By Bill Graves
The Oregonian, Friday, March 11, 2011
A House hearing Friday on a bill to establish a single-payer universal health care plan in Oregon drew testimony from about two dozen people, most in favor of the proposal.
One supporter, Wes Brain of Southern Oregon, held up a wedding photo of his daughter before the House Health Care Committee and described her nine-year battle with her insurance company before she died from leukemia.
“They made her life miserable,” he told the House health committee. “Every step of the way.”
After her teeth fell out from radiation therapy, he said, she was denied help from insurers who said that she needed dental care, not medical care.
“Please remember my daughter,” he said. “I’m going to work on this the rest of my life. We can do better than this.”
Supporters of House Bill 3510, a single-payer health care proposal entitled the Affordable Health Care for All Oregon Act, argued the bill would cut administrative costs, promote efficient primary care and create jobs. But opponents said the plan would foster overuse and underpay, driving away doctors and limiting services.
The bill would create a system that directs all public and private money now spent on health care into a single fund that covers everyone, a single Oregon self-insurance plan. Rep. Michael Dembrow, D-Portland, author of the bill, said it would essentially extend Medicare, the federal health insurance for people 65 and older, to all Oregonians.
The single–payer proposal faces stiff political opposition, particularly in a House that is evenly divided between Republicans and Democrats.
But Dembrow, doctors, nurses and other health professionals argued that a single-payer system would dramatically cut administrative costs and paperwork that arise from health care that depends on a complex private insurance industry. Medicare, by contrast, has low administrative fees, he said.

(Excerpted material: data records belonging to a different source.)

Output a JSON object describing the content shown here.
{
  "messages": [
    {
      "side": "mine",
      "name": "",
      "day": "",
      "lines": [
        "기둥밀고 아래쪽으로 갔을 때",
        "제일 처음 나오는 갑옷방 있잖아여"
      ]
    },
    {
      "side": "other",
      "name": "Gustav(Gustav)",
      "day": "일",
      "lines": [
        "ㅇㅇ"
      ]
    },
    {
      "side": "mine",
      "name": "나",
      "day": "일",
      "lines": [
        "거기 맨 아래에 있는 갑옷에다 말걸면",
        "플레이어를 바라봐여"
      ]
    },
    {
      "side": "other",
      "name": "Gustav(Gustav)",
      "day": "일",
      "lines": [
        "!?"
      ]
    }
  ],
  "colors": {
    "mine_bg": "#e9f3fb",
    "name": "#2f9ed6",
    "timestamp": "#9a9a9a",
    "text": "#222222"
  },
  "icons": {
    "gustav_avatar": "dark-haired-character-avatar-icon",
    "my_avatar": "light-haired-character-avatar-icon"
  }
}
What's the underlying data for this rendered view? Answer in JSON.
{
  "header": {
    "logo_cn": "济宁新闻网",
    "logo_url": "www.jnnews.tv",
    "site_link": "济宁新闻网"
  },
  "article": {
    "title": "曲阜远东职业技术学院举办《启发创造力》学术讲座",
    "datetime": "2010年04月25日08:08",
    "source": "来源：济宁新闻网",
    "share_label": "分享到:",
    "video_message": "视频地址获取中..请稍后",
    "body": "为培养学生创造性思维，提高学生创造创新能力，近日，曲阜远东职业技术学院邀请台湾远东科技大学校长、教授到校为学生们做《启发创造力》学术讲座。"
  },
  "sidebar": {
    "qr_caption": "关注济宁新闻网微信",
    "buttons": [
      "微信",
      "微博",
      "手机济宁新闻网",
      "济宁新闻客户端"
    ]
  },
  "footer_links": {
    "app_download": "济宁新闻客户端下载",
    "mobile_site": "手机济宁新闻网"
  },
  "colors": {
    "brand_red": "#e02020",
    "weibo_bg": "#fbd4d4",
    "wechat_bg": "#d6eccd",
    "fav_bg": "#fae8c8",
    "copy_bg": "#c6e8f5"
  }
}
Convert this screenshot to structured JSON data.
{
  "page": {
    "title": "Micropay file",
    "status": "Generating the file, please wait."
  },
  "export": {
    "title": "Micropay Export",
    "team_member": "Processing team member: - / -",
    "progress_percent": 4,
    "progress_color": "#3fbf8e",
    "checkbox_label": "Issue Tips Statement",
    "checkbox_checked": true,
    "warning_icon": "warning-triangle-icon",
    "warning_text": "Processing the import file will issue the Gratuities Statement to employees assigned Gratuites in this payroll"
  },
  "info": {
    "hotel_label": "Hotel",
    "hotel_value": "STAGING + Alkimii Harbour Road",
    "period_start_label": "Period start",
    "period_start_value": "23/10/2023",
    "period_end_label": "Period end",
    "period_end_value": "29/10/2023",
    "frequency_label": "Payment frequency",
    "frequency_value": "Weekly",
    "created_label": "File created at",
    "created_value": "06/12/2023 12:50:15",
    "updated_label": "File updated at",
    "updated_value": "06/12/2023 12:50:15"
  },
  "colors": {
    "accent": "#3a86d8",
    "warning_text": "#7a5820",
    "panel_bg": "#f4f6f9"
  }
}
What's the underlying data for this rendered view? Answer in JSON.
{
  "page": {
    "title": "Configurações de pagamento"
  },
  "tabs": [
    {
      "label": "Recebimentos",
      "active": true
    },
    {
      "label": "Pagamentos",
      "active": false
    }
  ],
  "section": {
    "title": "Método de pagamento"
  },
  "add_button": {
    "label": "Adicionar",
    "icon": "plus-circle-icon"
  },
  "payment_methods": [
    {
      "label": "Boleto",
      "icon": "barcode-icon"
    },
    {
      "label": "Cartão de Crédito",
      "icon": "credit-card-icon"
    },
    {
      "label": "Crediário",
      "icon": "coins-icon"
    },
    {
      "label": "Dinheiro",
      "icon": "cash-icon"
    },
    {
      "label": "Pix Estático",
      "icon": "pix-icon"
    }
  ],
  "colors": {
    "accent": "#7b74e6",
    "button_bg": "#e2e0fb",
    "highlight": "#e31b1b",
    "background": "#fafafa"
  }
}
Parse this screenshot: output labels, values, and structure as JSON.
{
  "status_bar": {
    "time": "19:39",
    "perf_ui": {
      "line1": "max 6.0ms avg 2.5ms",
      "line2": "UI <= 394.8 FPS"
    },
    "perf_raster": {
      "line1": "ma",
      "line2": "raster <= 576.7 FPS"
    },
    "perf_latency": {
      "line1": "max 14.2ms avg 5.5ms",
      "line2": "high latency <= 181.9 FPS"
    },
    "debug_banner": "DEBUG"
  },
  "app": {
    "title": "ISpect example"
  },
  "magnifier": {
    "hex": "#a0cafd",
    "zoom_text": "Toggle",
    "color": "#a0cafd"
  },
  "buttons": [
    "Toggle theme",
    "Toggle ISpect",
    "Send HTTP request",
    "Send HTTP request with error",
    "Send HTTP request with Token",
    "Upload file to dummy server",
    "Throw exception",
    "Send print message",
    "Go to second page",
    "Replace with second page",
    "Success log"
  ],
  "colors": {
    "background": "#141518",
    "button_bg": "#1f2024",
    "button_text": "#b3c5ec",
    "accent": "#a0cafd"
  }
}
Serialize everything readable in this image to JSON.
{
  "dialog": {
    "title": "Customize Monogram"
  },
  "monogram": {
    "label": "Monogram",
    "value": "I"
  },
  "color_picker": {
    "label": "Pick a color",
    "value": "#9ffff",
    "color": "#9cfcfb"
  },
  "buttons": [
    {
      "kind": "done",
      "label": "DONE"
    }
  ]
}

Oregon could use the money it spends now on health care to extend Medicare to all Oregonians in a system that would contain costs, offer choice and create jobs, supporters said.
Dr. Paul Gorman, a physician and university instructor, said 45,000 people die a year for lack of health insurance.
“We’re all one serious illness away from bankruptcy,” he said.
Dr. Samuel Metz, a Portland anesthesiologist, and Dr. Joseph Eusterman, a retired physician, also testified. They belong to a group of Oregon physicians who campaigned across the country in 2009 for single-payer health care and call themselves the Mad as Hell Doctors.
Dembrow’s bill “is fiscally conservative, socially responsible, morally correct and an urgently needed solution,” said Eusterman.
Opponents argued a government-run health care system would raise taxes and lower the quality and accessibility of health care services.
Two members of the conservative Americans for Prosperity said the plan would lead to a bloated, inefficient bureaucracy that would drive up taxes and create only government jobs. The House Health Care Committee received 280 emails in opposition to the bill from Americans for Prosperity.
Eric Fruits, an economist and consultant to the Cascade Policy Institute, a Portland market-oriented think tank, said the bill offers Oregonians an “all-you-can-eat” buffet.
“This is a recipe for over consumption of health care,” he said. Create this buffet, he added, and “you’ll find the chef has quit, and the kitchen is out of food.”